Page and application data records |
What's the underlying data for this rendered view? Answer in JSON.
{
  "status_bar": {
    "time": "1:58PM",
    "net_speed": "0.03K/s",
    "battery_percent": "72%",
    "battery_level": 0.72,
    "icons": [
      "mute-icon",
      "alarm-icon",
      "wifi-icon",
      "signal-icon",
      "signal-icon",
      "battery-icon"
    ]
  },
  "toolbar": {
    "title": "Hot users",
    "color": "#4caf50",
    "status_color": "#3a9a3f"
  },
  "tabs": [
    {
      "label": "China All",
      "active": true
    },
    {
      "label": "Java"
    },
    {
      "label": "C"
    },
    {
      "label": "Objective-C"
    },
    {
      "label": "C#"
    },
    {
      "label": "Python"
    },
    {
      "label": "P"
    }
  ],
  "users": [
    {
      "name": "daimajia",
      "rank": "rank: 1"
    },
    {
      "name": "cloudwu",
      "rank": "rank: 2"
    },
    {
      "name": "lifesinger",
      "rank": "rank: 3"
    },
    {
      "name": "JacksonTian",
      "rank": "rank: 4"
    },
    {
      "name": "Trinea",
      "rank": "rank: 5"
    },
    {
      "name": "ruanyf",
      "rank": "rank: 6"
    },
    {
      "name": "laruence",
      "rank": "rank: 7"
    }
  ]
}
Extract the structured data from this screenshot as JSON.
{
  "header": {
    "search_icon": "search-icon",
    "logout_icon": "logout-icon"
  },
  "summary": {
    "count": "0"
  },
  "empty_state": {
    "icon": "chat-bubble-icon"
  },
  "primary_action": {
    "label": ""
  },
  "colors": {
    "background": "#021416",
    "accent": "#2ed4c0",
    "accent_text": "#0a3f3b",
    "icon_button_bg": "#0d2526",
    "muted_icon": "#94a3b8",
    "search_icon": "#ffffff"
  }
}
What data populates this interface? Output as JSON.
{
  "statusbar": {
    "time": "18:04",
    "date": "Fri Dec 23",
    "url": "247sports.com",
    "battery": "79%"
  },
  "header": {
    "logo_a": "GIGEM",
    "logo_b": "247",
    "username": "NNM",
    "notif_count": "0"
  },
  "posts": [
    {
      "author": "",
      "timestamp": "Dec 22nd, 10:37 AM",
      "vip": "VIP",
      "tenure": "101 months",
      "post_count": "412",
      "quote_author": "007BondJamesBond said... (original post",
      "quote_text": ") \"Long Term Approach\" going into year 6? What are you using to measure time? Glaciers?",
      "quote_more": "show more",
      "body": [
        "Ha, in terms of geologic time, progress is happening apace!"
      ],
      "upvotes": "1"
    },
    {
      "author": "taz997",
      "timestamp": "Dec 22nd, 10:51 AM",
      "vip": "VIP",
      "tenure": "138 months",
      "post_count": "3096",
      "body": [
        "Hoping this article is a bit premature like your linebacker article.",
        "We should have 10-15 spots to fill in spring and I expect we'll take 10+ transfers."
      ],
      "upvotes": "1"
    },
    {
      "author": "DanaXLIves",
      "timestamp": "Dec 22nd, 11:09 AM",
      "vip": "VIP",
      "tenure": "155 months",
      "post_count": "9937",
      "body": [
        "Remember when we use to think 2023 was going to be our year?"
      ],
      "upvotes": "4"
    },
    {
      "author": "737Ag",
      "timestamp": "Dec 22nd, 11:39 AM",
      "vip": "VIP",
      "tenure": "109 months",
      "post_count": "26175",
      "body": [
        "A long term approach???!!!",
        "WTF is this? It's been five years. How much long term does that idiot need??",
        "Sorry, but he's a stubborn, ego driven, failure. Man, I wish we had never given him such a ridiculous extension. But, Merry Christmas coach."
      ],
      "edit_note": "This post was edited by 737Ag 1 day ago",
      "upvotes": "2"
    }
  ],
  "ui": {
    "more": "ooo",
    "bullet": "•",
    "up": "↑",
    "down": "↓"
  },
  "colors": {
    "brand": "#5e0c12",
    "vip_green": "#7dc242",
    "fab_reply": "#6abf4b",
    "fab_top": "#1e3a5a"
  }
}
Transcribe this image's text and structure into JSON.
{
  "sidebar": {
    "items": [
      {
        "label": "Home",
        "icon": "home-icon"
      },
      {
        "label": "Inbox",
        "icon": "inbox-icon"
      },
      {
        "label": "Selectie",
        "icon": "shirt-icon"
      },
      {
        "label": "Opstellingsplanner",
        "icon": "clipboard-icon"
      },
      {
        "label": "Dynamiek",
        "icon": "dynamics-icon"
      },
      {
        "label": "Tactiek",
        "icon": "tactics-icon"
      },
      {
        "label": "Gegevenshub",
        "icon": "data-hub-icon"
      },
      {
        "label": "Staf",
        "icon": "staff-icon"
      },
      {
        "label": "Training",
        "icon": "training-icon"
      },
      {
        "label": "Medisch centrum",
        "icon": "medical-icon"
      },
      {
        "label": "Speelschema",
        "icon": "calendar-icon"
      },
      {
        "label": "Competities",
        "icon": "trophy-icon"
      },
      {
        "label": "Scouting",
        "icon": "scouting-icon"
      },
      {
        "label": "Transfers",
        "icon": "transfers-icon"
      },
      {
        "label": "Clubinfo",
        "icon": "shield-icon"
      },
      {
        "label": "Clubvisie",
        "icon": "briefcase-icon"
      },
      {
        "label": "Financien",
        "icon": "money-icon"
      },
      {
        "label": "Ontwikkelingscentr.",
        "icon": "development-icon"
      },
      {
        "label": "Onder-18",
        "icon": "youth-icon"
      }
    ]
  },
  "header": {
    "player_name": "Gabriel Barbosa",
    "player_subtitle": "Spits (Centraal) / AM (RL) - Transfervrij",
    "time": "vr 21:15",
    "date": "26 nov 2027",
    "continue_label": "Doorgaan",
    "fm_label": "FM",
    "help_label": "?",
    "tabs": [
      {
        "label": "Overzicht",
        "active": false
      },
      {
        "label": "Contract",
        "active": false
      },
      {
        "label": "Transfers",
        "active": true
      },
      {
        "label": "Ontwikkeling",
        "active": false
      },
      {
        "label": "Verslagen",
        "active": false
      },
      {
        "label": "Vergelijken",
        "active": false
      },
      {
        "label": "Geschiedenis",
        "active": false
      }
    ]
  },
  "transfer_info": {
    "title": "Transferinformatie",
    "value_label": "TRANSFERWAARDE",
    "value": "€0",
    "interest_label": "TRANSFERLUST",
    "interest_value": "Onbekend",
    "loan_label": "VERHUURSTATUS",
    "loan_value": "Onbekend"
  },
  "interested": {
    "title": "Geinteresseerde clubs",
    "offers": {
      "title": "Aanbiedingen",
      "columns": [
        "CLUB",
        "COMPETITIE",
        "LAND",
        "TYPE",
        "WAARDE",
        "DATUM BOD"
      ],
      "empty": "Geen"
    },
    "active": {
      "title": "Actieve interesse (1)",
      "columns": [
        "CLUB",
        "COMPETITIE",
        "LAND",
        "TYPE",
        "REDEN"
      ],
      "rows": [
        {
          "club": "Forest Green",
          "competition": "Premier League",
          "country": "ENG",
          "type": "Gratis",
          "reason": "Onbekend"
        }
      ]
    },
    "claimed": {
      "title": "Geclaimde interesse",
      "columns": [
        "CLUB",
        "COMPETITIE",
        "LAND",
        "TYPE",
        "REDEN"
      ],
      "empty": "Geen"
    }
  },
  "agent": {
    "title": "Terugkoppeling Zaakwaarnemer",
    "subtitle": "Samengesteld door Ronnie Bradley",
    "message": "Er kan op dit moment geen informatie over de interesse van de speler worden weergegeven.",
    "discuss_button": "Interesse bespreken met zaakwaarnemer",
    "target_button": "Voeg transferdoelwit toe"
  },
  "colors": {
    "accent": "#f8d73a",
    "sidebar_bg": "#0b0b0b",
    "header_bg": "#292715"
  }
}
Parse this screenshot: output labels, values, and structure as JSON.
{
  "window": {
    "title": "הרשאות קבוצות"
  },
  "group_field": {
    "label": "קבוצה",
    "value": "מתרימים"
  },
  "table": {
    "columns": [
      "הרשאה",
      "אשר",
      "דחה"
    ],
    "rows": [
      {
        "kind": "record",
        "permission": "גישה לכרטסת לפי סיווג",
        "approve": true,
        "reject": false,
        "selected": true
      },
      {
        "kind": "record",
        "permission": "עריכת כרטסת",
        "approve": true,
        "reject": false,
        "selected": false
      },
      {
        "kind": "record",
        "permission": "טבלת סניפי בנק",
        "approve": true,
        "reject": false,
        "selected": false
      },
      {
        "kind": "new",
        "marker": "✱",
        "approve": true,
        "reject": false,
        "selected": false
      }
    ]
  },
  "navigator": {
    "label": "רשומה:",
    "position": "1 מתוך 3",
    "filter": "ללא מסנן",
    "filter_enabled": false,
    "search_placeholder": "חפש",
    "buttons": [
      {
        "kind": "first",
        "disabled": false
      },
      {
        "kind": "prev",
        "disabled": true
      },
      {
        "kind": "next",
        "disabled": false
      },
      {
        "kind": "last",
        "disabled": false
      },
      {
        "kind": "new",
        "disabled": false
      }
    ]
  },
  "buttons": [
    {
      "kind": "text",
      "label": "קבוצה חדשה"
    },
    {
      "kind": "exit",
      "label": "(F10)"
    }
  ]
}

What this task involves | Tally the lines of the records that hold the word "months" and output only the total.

Expected output | 4